For this blog post I am documenting each and every time I add something to the pot so I will have an exact recipe, but feel free to alter the ingredients to accommodate your own taste.  I love beans, so I add a lot of them.  You can leave out 2 or 3 cans of beans.  I like my chili thick and hearty.  If you like a more soupy chili, add more broth or water.  You may want to add more heat, so add a tablespoon of Cayenne. 

I buy cans of beans when they are ‘buy one get one free’ at the market.  Today I happen to have Black Beans, Red Kidney Beans, Cannelloni Beans, Chili Beans, Northern Beans and Mixed Beans, so that’s what I’m including.  The types of beans I use changes, but I always include red kidney beans, black beans and yellow corn.  It just wouldn’t be my chili without them.  I typically add 1 large can of tomato sauce and 1 small can of tomato paste, but I don’t have tomato sauce in my pantry today so I’m adding a can of diced tomatoes which is not as rich as tomato sauce and 2 cans of tomato paste to make up for the richness.
§     3 Tablespoons of oil, to coat the bottom of the pot
§     1 large onion, chopped
§     4 garlic cloves, finely chopped
§     3 lbs chopped beef
§     1 Tablespoon smoked paprika
§     2 Tablespoons chili powder
§     1 teaspoon cumin
§     1 teaspoon black pepper
§     2 Tablespoons Worcestershire Sauce
§     3 Tablespoons Ketchup
§     3 Tablespoons salt
§     3 Tablespoons brown sugar
§     1 Tablespoon red pepper flakes
§     1 28oz can stewed tomatoes
§     1 14.5oz can diced tomatoes
§     2 6oz cans tomato paste
§     1 16oz can beef stock
§     1 16oz can Black Beans
§     1 16oz can Red Kidney Beans
§     1 16oz can Chili Beans
§     1 16oz can Cannelloni Beans
§     1 16oz can Great Northern Beans
§     1 16oz can Mixed Beans
§     1 15.25oz can Yellow Corn
§     Salt and freshly ground pepper to taste

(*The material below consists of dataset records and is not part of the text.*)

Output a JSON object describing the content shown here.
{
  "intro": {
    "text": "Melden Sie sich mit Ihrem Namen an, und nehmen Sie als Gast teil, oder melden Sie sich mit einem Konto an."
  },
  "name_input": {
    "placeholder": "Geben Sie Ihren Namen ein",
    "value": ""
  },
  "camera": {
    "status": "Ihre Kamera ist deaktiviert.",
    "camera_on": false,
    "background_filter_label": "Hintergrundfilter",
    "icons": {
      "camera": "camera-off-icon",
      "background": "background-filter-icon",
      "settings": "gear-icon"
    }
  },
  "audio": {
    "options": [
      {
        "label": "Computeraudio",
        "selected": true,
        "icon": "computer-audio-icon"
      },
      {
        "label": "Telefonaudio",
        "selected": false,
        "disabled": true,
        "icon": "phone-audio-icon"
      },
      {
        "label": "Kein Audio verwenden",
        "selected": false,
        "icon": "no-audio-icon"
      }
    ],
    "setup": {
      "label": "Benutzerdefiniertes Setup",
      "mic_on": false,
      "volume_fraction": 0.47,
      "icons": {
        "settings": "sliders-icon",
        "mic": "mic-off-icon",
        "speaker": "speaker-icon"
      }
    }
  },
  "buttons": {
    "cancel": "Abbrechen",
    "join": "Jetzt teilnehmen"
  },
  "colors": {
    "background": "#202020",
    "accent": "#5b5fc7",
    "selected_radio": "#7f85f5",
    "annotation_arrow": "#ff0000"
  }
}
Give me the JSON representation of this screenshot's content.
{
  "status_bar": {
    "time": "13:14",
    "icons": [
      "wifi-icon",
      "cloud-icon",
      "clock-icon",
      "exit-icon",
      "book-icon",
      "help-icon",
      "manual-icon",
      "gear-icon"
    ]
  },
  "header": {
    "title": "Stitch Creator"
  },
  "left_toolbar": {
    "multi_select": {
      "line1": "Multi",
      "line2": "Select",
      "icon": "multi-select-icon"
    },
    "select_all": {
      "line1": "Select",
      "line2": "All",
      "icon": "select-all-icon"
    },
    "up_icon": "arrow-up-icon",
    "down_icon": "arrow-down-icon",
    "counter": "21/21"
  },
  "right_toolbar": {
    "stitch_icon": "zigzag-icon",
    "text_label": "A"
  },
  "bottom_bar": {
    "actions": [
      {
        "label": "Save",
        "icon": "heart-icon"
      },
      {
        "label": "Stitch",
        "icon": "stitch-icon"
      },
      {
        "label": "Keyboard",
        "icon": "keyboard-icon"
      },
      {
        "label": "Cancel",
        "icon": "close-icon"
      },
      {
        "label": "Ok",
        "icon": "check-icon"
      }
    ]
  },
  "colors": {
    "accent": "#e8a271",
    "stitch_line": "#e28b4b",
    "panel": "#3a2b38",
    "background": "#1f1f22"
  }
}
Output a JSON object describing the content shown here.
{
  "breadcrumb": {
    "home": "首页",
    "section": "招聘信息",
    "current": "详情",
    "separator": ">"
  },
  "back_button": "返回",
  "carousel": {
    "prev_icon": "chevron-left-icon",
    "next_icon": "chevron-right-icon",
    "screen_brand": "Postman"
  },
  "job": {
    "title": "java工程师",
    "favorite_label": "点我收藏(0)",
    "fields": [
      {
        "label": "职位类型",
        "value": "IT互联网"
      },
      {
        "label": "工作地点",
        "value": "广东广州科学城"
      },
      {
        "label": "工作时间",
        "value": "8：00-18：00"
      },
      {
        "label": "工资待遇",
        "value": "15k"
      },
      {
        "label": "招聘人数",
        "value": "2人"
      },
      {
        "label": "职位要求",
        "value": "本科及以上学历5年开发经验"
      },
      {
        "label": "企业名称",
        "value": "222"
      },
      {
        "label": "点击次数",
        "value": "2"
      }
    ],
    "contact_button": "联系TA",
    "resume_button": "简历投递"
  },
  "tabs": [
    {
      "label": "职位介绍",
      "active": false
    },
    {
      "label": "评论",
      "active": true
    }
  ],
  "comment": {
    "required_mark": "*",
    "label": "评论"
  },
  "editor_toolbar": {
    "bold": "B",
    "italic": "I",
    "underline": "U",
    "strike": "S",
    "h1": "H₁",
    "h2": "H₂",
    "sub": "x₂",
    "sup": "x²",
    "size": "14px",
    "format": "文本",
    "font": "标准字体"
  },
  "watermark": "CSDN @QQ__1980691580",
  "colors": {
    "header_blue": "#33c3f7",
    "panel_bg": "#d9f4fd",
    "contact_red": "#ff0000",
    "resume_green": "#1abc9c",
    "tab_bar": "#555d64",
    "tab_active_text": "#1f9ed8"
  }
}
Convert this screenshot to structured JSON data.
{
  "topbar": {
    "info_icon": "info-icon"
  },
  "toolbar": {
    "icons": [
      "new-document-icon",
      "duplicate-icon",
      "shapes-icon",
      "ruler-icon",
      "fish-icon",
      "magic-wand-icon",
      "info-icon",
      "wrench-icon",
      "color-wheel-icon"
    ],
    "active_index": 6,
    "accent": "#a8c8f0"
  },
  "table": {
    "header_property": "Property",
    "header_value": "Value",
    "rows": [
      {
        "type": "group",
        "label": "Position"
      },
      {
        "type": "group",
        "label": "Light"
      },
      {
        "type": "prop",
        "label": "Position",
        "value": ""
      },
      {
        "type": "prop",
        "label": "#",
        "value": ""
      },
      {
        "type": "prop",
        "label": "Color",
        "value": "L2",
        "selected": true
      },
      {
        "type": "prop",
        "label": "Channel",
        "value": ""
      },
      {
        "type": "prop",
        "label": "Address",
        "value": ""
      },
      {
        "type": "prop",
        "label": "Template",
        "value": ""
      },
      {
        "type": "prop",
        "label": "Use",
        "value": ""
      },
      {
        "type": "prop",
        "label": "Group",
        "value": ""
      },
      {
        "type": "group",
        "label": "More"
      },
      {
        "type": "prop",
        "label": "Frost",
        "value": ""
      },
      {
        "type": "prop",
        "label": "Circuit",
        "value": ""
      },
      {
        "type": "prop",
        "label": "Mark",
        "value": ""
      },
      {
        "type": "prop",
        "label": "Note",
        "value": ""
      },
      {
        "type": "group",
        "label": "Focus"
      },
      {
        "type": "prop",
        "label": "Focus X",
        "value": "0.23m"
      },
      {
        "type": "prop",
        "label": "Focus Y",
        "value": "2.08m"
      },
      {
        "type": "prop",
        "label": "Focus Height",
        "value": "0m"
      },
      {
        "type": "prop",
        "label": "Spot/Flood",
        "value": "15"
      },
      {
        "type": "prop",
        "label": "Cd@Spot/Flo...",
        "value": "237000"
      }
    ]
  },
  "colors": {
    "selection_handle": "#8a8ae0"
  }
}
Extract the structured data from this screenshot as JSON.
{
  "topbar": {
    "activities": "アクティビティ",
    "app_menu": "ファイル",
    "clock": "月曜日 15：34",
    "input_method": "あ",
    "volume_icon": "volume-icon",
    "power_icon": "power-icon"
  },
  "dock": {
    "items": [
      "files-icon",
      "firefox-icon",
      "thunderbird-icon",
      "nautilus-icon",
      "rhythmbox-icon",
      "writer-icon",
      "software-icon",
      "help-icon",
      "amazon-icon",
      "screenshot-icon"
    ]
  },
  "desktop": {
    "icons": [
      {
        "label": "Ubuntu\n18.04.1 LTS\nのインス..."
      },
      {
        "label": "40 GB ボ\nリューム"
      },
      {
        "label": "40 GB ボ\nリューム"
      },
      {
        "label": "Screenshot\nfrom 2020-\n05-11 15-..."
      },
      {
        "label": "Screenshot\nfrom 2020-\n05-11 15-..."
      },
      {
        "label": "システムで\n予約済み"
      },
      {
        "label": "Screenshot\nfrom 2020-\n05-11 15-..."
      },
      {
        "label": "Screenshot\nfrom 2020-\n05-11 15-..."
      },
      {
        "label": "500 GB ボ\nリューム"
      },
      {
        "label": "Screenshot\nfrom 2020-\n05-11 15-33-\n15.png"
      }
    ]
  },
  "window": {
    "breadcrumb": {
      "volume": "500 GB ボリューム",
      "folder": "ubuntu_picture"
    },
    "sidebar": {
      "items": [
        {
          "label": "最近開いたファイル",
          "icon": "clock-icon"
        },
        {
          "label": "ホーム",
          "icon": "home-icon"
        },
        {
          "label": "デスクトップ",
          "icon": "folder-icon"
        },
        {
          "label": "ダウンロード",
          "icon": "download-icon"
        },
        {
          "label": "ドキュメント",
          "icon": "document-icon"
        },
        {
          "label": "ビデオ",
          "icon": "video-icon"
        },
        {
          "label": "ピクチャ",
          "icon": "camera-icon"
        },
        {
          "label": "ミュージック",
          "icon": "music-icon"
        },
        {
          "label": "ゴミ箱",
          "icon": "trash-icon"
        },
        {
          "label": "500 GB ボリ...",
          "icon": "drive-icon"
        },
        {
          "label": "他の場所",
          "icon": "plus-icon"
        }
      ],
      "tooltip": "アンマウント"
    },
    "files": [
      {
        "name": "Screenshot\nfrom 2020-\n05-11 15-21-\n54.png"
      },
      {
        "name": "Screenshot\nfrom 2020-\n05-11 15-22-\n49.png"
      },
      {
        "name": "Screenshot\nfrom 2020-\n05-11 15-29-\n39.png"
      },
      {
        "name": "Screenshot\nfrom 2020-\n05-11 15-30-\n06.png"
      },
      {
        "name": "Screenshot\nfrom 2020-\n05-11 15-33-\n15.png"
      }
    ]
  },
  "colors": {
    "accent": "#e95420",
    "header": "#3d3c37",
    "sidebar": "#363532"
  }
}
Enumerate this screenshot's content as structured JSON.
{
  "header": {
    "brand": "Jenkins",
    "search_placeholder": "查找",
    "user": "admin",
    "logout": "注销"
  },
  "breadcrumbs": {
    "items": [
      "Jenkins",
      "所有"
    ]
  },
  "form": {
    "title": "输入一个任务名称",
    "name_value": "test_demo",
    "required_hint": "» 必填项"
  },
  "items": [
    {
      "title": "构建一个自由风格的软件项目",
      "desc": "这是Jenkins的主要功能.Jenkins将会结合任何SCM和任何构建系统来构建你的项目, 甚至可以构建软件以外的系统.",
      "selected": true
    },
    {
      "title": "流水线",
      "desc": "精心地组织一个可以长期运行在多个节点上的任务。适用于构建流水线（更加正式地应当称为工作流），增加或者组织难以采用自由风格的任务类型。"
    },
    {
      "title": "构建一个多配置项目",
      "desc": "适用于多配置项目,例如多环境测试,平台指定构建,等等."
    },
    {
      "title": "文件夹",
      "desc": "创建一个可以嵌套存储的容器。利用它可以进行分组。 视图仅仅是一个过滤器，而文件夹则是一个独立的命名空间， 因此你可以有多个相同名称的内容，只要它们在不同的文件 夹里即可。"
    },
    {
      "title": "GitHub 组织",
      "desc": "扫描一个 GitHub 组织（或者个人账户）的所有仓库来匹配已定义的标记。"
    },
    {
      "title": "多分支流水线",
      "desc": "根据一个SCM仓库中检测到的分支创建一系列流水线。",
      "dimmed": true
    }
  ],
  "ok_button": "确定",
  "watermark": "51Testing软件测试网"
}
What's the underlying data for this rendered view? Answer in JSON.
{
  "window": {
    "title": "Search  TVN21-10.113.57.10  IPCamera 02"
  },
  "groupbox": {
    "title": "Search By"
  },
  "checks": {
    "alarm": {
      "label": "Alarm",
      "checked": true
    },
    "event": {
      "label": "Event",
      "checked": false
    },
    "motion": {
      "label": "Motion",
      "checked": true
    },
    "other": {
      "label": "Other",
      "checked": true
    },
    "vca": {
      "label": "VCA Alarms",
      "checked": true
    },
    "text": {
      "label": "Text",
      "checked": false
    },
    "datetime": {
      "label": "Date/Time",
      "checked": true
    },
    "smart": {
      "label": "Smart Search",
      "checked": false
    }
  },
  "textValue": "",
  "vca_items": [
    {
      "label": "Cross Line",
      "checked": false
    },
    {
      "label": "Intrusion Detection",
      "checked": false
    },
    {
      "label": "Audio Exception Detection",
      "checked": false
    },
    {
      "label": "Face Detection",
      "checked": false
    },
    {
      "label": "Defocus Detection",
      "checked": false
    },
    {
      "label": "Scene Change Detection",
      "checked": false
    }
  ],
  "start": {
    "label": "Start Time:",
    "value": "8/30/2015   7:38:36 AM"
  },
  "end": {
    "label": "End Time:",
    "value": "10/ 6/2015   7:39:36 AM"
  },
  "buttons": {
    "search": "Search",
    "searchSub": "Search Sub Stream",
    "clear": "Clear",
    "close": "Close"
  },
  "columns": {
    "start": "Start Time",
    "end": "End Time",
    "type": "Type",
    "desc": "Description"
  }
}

Add enough oil to coat the bottom of a large, heavy pot.  Heat oil over medium-high heat and add onions and garlic.  Sauté for about 6 – 8 minutes or until the onions are translucent. 

Add ground beef and cook until brown, breaking up the meat as it cooks.  Add the next 9 ingredients and stir to mix thoroughly. 

Stir in tomatoes, tomato paste and beef stock.  Drain and rinse the beans and corn and add to the Chili. Reduce heat and simmer for 1 hour stirring occasionally.  If the mixture looks dry, add water or additional beef stock.  Add salt and pepper to taste.  This dish can be made ahead and will probably taste better the next day. 
Although a bowl of this chili with a few corn chips for crunch is enough to satisfy any taste, below are additional serving suggestions:
§     Serve over rice
§     Top with cheddar cheese, sour cream and chopped green onion
§     Serve over pasta

Chili freezes very well.  I always make a huge pot and freeze it in 'dinner for two' portions.  My secret for freezing anything that has liquid is to place the container in the freezer and freeze the contents before replacing the lid.  This gives the food room to expand without cracking my container.  After the food is frozen and has expanded, I replace the cover.  Using this method, I am able to freeze foods that I have made as edible gifts in pretty jars. 
For a printer friendly copy of this recipe, go to Black Bean and Corn Chili. Enjoy!